Using the records that follow, count the lines containing the word "label" and give that number only.

(Interface dataset entries)
────────────────────

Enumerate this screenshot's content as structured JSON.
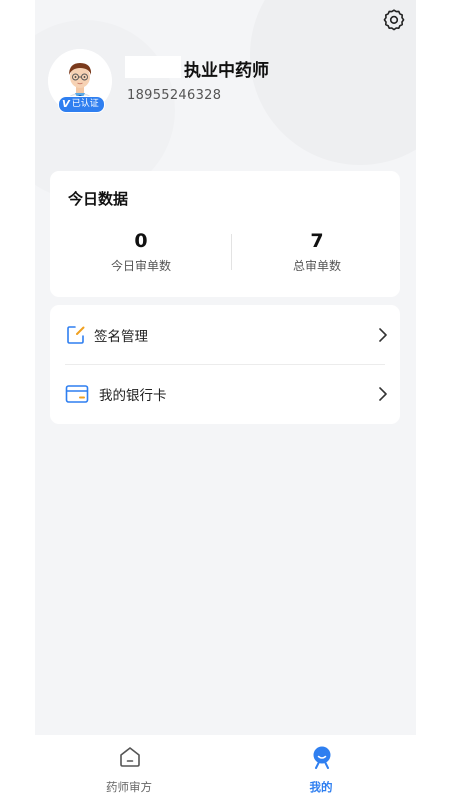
{
  "profile": {
    "title": "执业中药师",
    "phone": "18955246328",
    "verified_badge": "已认证",
    "avatar_icon": "pharmacist-avatar"
  },
  "header": {
    "settings_icon": "gear-icon"
  },
  "today_stats": {
    "title": "今日数据",
    "items": [
      {
        "value": "0",
        "label": "今日审单数"
      },
      {
        "value": "7",
        "label": "总审单数"
      }
    ]
  },
  "menu": {
    "items": [
      {
        "label": "签名管理",
        "icon": "edit-signature-icon"
      },
      {
        "label": "我的银行卡",
        "icon": "bank-card-icon"
      }
    ]
  },
  "tabbar": {
    "items": [
      {
        "label": "药师审方",
        "icon": "home-icon",
        "active": false
      },
      {
        "label": "我的",
        "icon": "profile-icon",
        "active": true
      }
    ]
  },
  "colors": {
    "accent": "#2f7ff0",
    "background": "#f4f5f7",
    "card": "#ffffff",
    "icon_orange": "#f0a020"
  }
}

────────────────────

COMPLETED TASK:
6